Ultimately, I think this is really what we’re after. We know that not every man has the same gifts, passions, abilities, schedule, or personality. But we also believe that every man should be concerned with the glory of God and the good of others, and we believe that the focal point of the Lord’s work in this world is his church. And so we yearn for our men to help advance the cause of the Lord through the church. We fear that the church that occupies our attention night and day, sometimes more than it should, is but a fleeting thought in the minds of some men. We’re afraid that the only time some men concern themselves with the affairs of the church is on Sunday morning or when we call them to ask them to do something. Our dream? A cadre of men who take the initiative for the spiritual care of others, whether it be by changing a light bulb without being asked or by leading his family in Bible reading and prayer each morning or by inviting a troubled young couple into his living room for prayer and counsel.
As a Pastor myself, I rejoice to say that I know men like what I have described here, and, like me, every other pastor that has men like this in his congregation will praise God for them. I also recognize freely that we cannot ask of our men any more than we demand of ourselves. If we’re not leading our own families, caring for the spiritual needs of others, pursuing opportunities to study and teach, sweating and bleeding on church work days, and going out of our way to dream up new ways of bringing glory to God in his church, we cannot rightly ask or expect it of anyone. And if we have the blessing of doing pastoral ministry as a full-time vocation, then we certainly ought to be putting out far more than we look for in those to whom we minister. But I also think it helpful to nail down just what we’re asking God for when we say, “Dear Lord, give us men.”
And by the way, there are a lot of women praying the same thing.
Also, don’t forget about our upcoming Men of the South Men’s Conference, May 17-18!

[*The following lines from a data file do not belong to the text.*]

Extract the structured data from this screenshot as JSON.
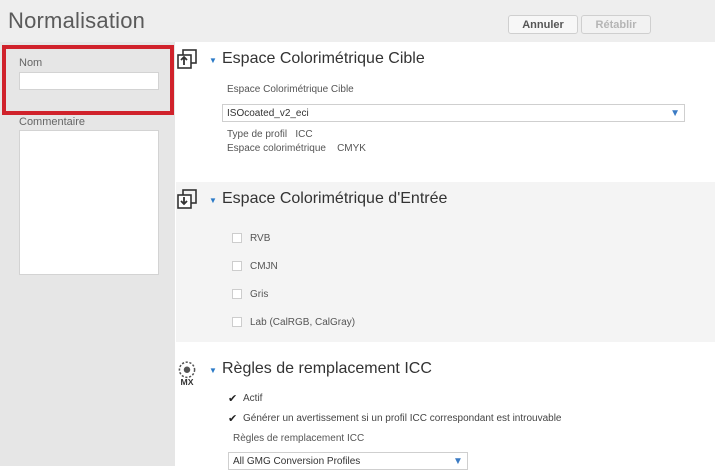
{
  "header": {
    "title": "Normalisation",
    "cancel_label": "Annuler",
    "restore_label": "Rétablir"
  },
  "left": {
    "name_label": "Nom",
    "name_value": "",
    "comment_label": "Commentaire",
    "comment_value": ""
  },
  "target_space": {
    "title": "Espace Colorimétrique Cible",
    "field_label": "Espace Colorimétrique Cible",
    "selected_profile": "ISOcoated_v2_eci",
    "profile_type_label": "Type de profil",
    "profile_type_value": "ICC",
    "color_space_label": "Espace colorimétrique",
    "color_space_value": "CMYK"
  },
  "input_space": {
    "title": "Espace Colorimétrique d'Entrée",
    "options": [
      {
        "label": "RVB",
        "checked": false
      },
      {
        "label": "CMJN",
        "checked": false
      },
      {
        "label": "Gris",
        "checked": false
      },
      {
        "label": "Lab (CalRGB, CalGray)",
        "checked": false
      }
    ]
  },
  "icc_rules": {
    "title": "Règles de remplacement ICC",
    "active_label": "Actif",
    "active_checked": true,
    "warn_label": "Générer un avertissement si un profil ICC correspondant est introuvable",
    "warn_checked": true,
    "rules_label": "Règles de remplacement ICC",
    "rules_value": "All GMG Conversion Profiles",
    "icon_text": "MX"
  },
  "colors": {
    "accent": "#2a7ac7",
    "highlight": "#d0222b"
  }
}
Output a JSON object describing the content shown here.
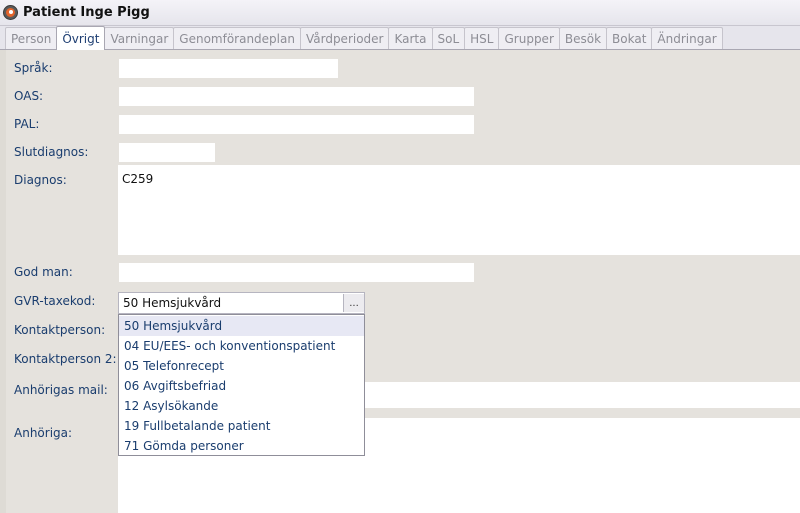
{
  "window": {
    "title": "Patient Inge Pigg"
  },
  "tabs": [
    {
      "label": "Person",
      "active": false
    },
    {
      "label": "Övrigt",
      "active": true
    },
    {
      "label": "Varningar",
      "active": false
    },
    {
      "label": "Genomförandeplan",
      "active": false
    },
    {
      "label": "Vårdperioder",
      "active": false
    },
    {
      "label": "Karta",
      "active": false
    },
    {
      "label": "SoL",
      "active": false
    },
    {
      "label": "HSL",
      "active": false
    },
    {
      "label": "Grupper",
      "active": false
    },
    {
      "label": "Besök",
      "active": false
    },
    {
      "label": "Bokat",
      "active": false
    },
    {
      "label": "Ändringar",
      "active": false
    }
  ],
  "form": {
    "sprak": {
      "label": "Språk:",
      "value": ""
    },
    "oas": {
      "label": "OAS:",
      "value": ""
    },
    "pal": {
      "label": "PAL:",
      "value": ""
    },
    "slutdiagnos": {
      "label": "Slutdiagnos:",
      "value": ""
    },
    "diagnos": {
      "label": "Diagnos:",
      "value": "C259"
    },
    "god_man": {
      "label": "God man:",
      "value": ""
    },
    "gvr_taxekod": {
      "label": "GVR-taxekod:",
      "value": "50 Hemsjukvård",
      "button": "..."
    },
    "kontaktperson": {
      "label": "Kontaktperson:"
    },
    "kontaktperson2": {
      "label": "Kontaktperson 2:"
    },
    "anhorigas_mail": {
      "label": "Anhörigas mail:"
    },
    "anhoriga": {
      "label": "Anhöriga:"
    }
  },
  "dropdown": {
    "options": [
      "50 Hemsjukvård",
      "04 EU/EES- och konventionspatient",
      "05 Telefonrecept",
      "06 Avgiftsbefriad",
      "12 Asylsökande",
      "19 Fullbetalande patient",
      "71 Gömda personer"
    ],
    "selected_index": 0
  }
}
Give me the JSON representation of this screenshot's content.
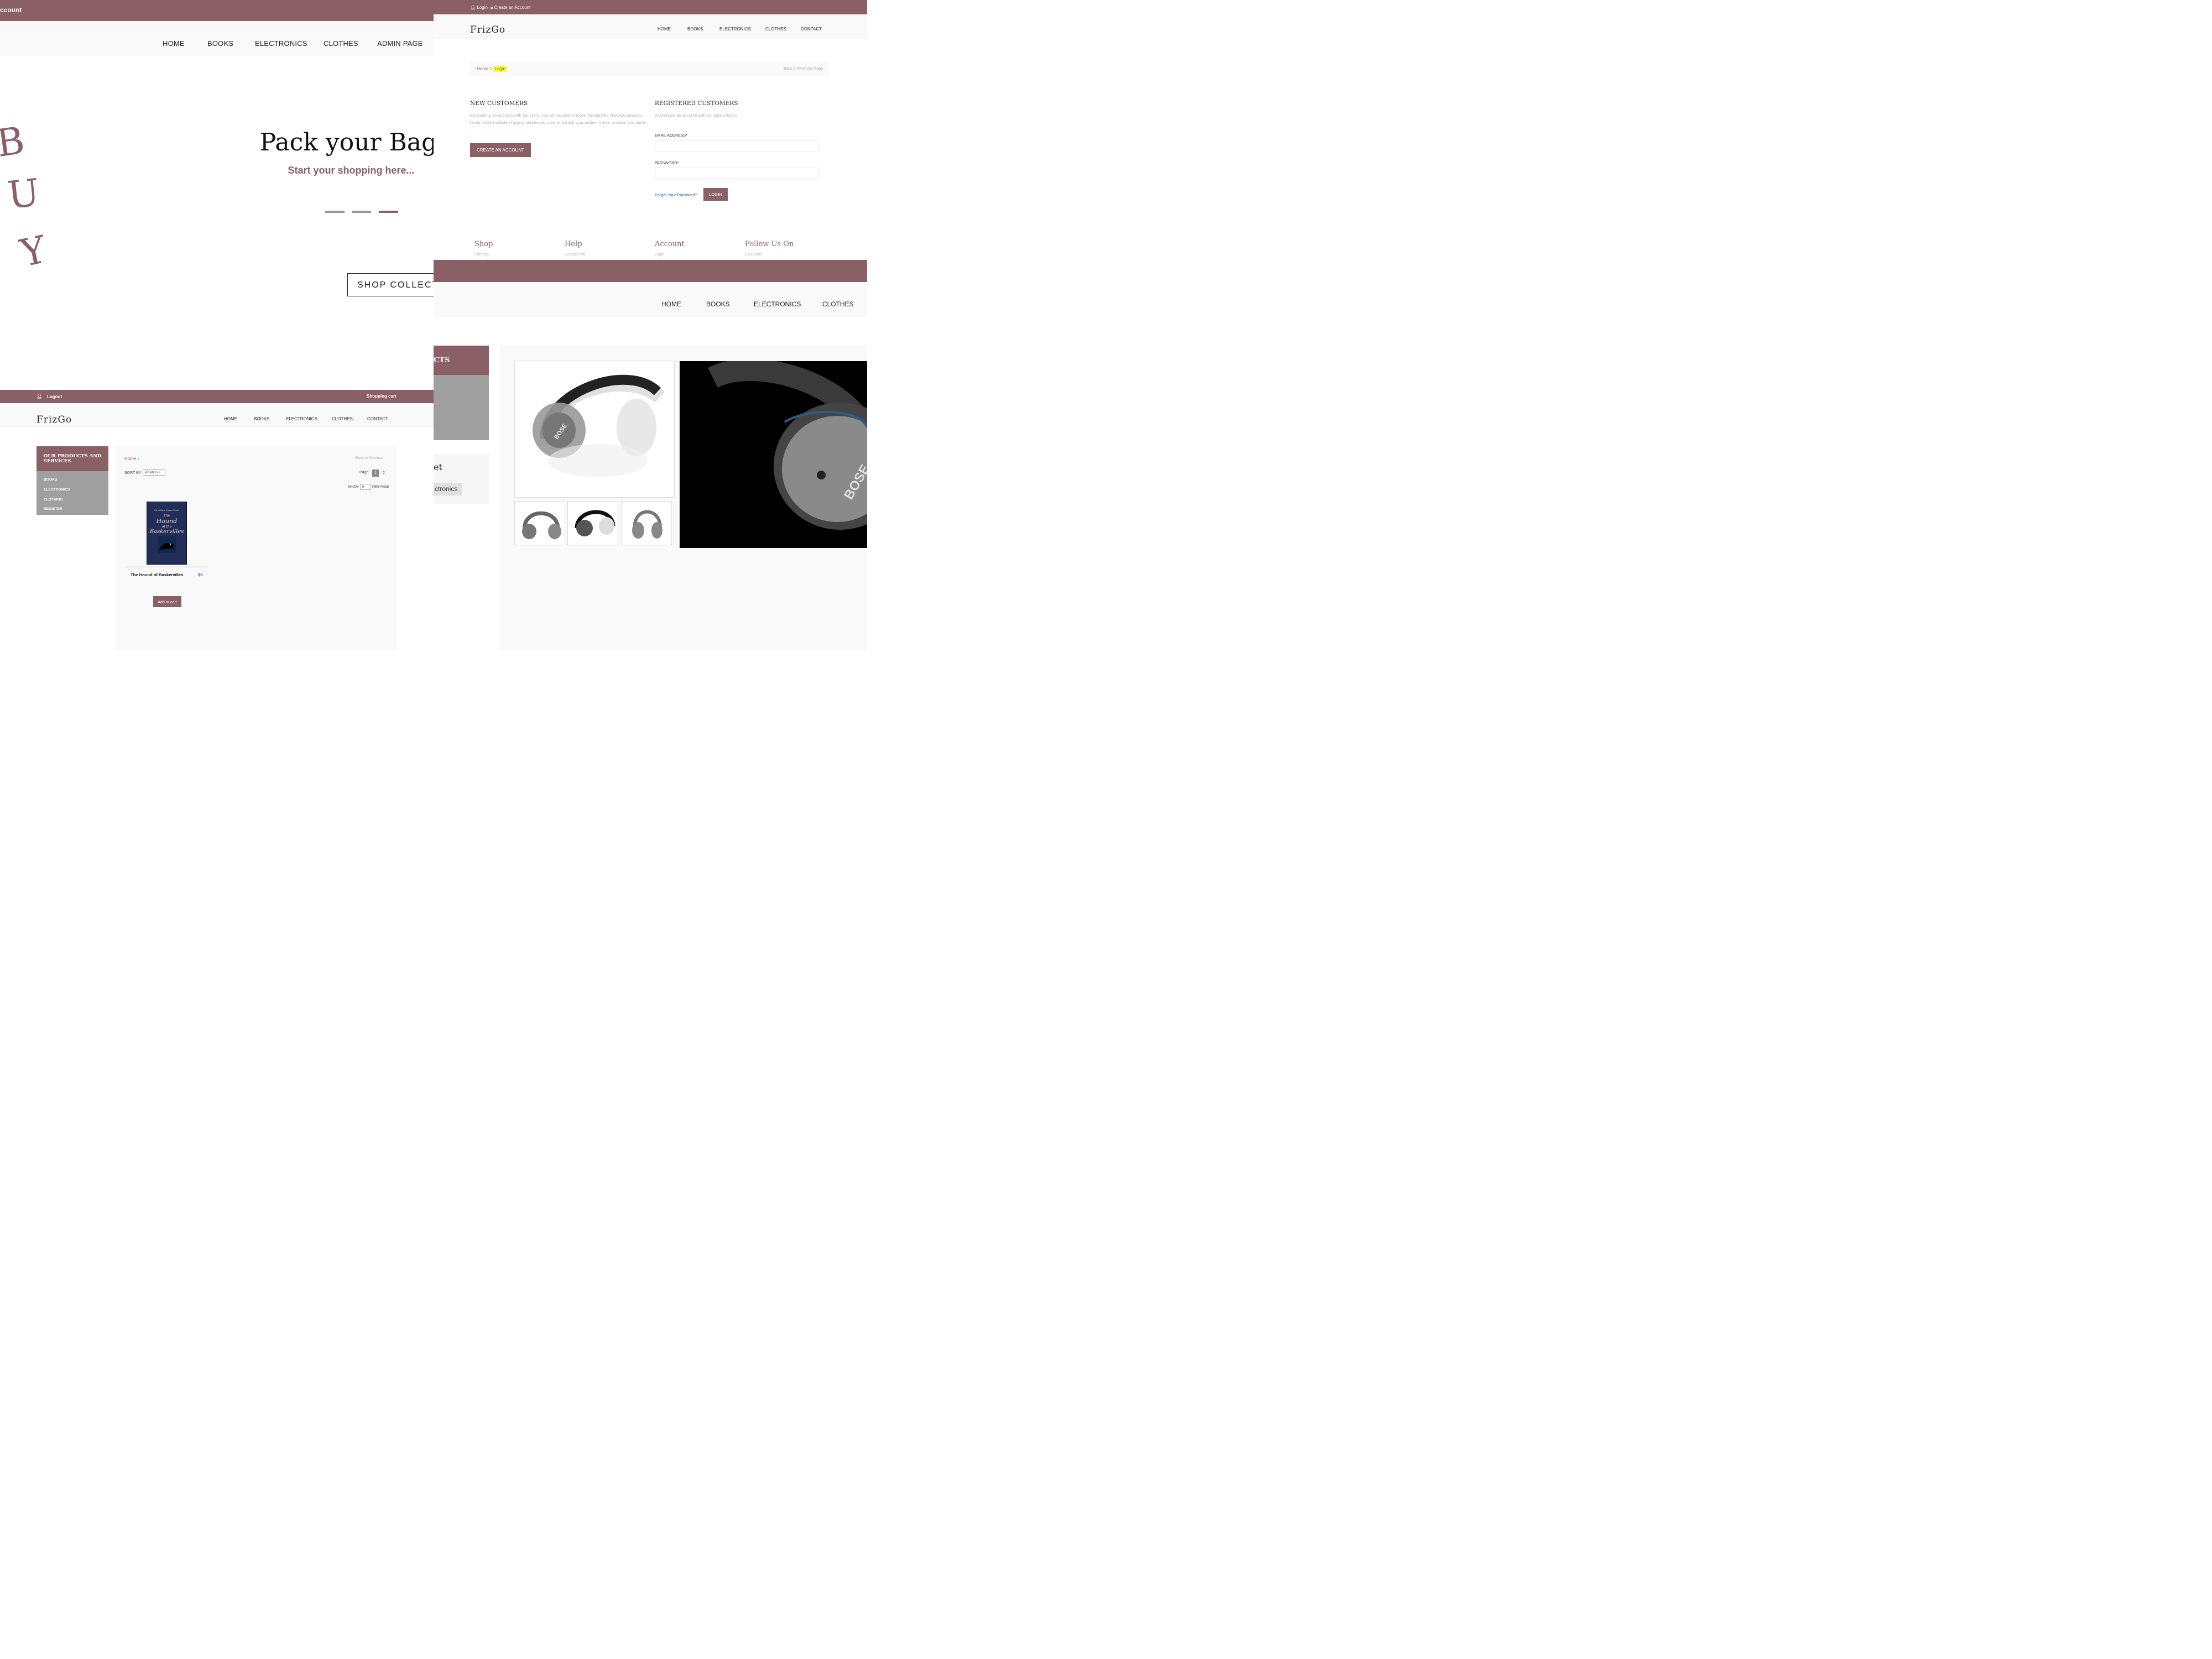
{
  "hero": {
    "account_label": "ccount",
    "nav": [
      "HOME",
      "BOOKS",
      "ELECTRONICS",
      "CLOTHES",
      "ADMIN PAGE"
    ],
    "buy_letters": [
      "B",
      "U",
      "Y"
    ],
    "headline": "Pack your Bag",
    "subtitle": "Start your shopping here...",
    "slider_active": 3,
    "shop_button": "SHOP COLLECTI"
  },
  "login": {
    "top_login": "Login",
    "top_create": "Create an Account",
    "logo": "FrizGo",
    "nav": [
      "HOME",
      "BOOKS",
      "ELECTRONICS",
      "CLOTHES",
      "CONTACT"
    ],
    "breadcrumb_home": "Home",
    "breadcrumb_sep": ">",
    "breadcrumb_current": "Login",
    "back_link": "Back to Previous Page",
    "new_customers_title": "NEW CUSTOMERS",
    "new_customers_text": "By creating an account with our store, you will be able to move through the checkout process faster, store multiple shipping addresses, view and track your orders in your account and more.",
    "create_account_button": "CREATE AN ACCOUNT",
    "registered_title": "REGISTERED CUSTOMERS",
    "registered_text": "If you have an account with us, please log in.",
    "email_label": "EMAIL ADDRESS*",
    "email_value": "",
    "password_label": "PASSWORD*",
    "password_value": "",
    "forgot_link": "Forgot Your Password?",
    "login_button": "LOGIN",
    "footer": [
      {
        "title": "Shop",
        "item": "Clothing"
      },
      {
        "title": "Help",
        "item": "Contact Info"
      },
      {
        "title": "Account",
        "item": "Login"
      },
      {
        "title": "Follow Us On",
        "item": "Facebook"
      }
    ]
  },
  "product": {
    "nav": [
      "HOME",
      "BOOKS",
      "ELECTRONICS",
      "CLOTHES"
    ],
    "sidebar_heading": "CTS",
    "box_title": "et",
    "box_chip": "ctronics",
    "brand_text": "BOSE"
  },
  "catalog": {
    "logout": "Logout",
    "cart": "Shopping cart",
    "logo": "FrizGo",
    "nav": [
      "HOME",
      "BOOKS",
      "ELECTRONICS",
      "CLOTHES",
      "CONTACT"
    ],
    "sidebar_title": "OUR PRODUCTS AND SERVICES",
    "sidebar_items": [
      "BOOKS",
      "ELECTRONICS",
      "CLOTHING",
      "REGISTER"
    ],
    "breadcrumb": "Home",
    "breadcrumb_sep": "›",
    "back_link": "Back to Previous",
    "sort_label": "SORT BY",
    "sort_value": "Position",
    "page_label": "Page:",
    "pages": [
      "1",
      "2"
    ],
    "show_label": "SHOW",
    "show_value": "9",
    "per_page_label": "PER PAGE",
    "book_cover_author": "Sir Arthur Conan Doyle",
    "book_cover_title": [
      "The",
      "Hound",
      "of the",
      "Baskervilles"
    ],
    "product_name": "The Hound of Baskervilles",
    "price": "$9",
    "add_to_cart": "Add to cart"
  },
  "colors": {
    "brand": "#8a5f66",
    "sidebar_gray": "#a09fa0",
    "highlight": "#ffff33",
    "link_blue": "#2a5a9a"
  }
}
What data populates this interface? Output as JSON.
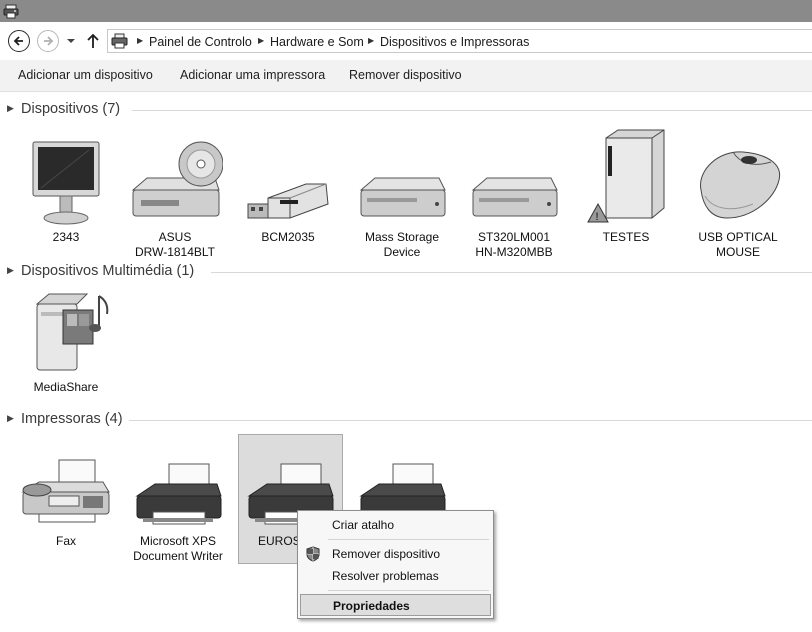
{
  "window": {
    "icon": "printer-control-panel-icon"
  },
  "nav": {
    "back_icon": "back-arrow-icon",
    "forward_icon": "forward-arrow-icon",
    "recent_icon": "chevron-down-icon",
    "up_icon": "up-arrow-icon"
  },
  "address": {
    "icon": "devices-printers-icon",
    "breadcrumbs": [
      "Painel de Controlo",
      "Hardware e Som",
      "Dispositivos e Impressoras"
    ]
  },
  "toolbar": {
    "add_device": "Adicionar um dispositivo",
    "add_printer": "Adicionar uma impressora",
    "remove_device": "Remover dispositivo"
  },
  "groups": {
    "devices": {
      "title": "Dispositivos (7)",
      "items": [
        {
          "label": "2343",
          "icon": "monitor-icon"
        },
        {
          "label": "ASUS\nDRW-1814BLT",
          "icon": "optical-drive-icon"
        },
        {
          "label": "BCM2035",
          "icon": "usb-dongle-icon"
        },
        {
          "label": "Mass Storage\nDevice",
          "icon": "hard-drive-icon"
        },
        {
          "label": "ST320LM001\nHN-M320MBB",
          "icon": "hard-drive-icon"
        },
        {
          "label": "TESTES",
          "icon": "computer-tower-warning-icon"
        },
        {
          "label": "USB OPTICAL\nMOUSE",
          "icon": "mouse-icon"
        }
      ]
    },
    "multimedia": {
      "title": "Dispositivos Multimédia (1)",
      "items": [
        {
          "label": "MediaShare",
          "icon": "media-server-icon"
        }
      ]
    },
    "printers": {
      "title": "Impressoras (4)",
      "items": [
        {
          "label": "Fax",
          "icon": "fax-icon"
        },
        {
          "label": "Microsoft XPS\nDocument Writer",
          "icon": "printer-icon"
        },
        {
          "label": "EUROSY",
          "icon": "printer-icon"
        },
        {
          "label": "",
          "icon": "printer-icon"
        }
      ]
    }
  },
  "context_menu": {
    "items": [
      {
        "label": "Criar atalho"
      },
      {
        "label": "Remover dispositivo",
        "icon": "uac-shield-icon"
      },
      {
        "label": "Resolver problemas"
      },
      {
        "label": "Propriedades",
        "highlighted": true
      }
    ]
  }
}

Tell me what you think in the comments. Have I missed anything? Pastors, should I just stick to speaking for myself? What would a church look like if it displayed godly male leadership?